Donald Kaberuka, the new president of the African Development Bank, leads an institution whose financial standing has been restored from the near collapse of 1995, but whose operational credibility remains a work-in-progress. This CGD working group report offers external, independent advice to Kaberuka and the Bank's board of directors on broad principles to guide the Bank’s renewal. The report contains six bold yet achievable recommendations for management and shareholders as they address the urgent task of reforming Africa's development bank. Prominent among the recommendations is a strong focus on infrastructure.
Meeting today’s foreign policy challenges requires a new vision of American global leadership based on the strength of our core values, ideas, and ingenuity. It calls for an integrated foreign policy that promotes our ideals, enhances our security, helps create economic and political opportunities for people around the world, and restores America’s image abroad. We cannot rely exclusively or even primarily on defense and security to meet these goals. CGD senior policy analyst Sheila Herrling and senior fellow Steve Radelet argue instead that we must make greater use of all the tools of statecraft, including diplomacy, trade, investment, intelligence, and a strong and effective foreign assistance strategy.
President Bush's FY2008 budget request provides a first glimpse into how the administration's new foreign assistance framework and transformational diplomacy agenda translate into who gets how much for what. In this CGD essay, authors Samuel Bazzi, Sheila Herrling and Stewart Patrick, show that the U.S. continues to devote a tiny fraction of national wealth to alleviate poverty and promote growth in the developing world. They recommend reform of U.S. development assistance include: a comprehensive national strategy for global development; a hard look at the top recipients; impact evaluation; a cabinet-level development agency; and rewriting the Foreign Assistance Act of 1961. Learn more
New Day, New Way: U.S. Foreign Assistance for the 21st Century calls on the next American president, Congress, policymakers and the American people to overhaul how the U.S. helps poor people in developing countries. Among the recommended steps: a new national foreign assistance strategy and a new Foreign Assistance Act to replace the outdated framework that President Kennedy signed nearly 50 years ago. CGD senior fellow Steve Radelet is a co-chair of the authoring group, the Modernizing Foreign Assistance Network.

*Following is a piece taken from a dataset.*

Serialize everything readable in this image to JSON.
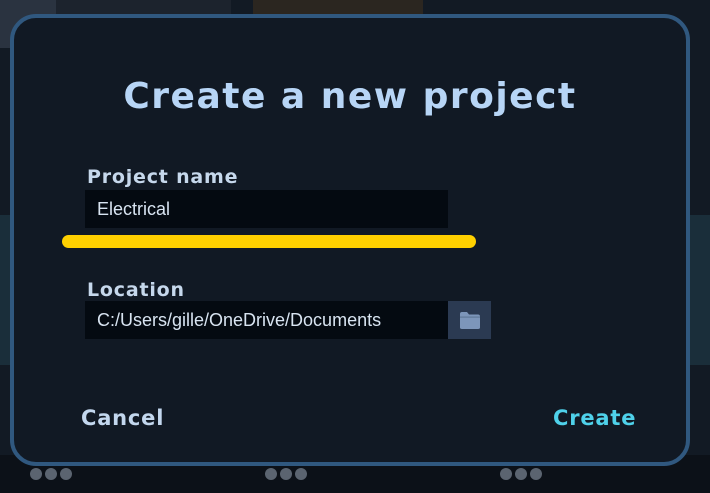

Senior policy analyst Sheila Herrling calls on the National Security Officer to elevate global development and enhance the impact of U.S. foreign assistance. One step: add the USAID Administrator to the National Security Council
Since its inception in 2004 the Millennium Challenge Corporation (MCC) has been an experiment in improving the effectiveness of U.S. foreign aid in a small set of poor but well-governed countries. This new MCA Monitor Analysis brief based on visits to seven Millennium Challenge Account (MCA) countries between July 2005 and March 2007 draws broad lessons about the MCC’s first years of operation.Learn more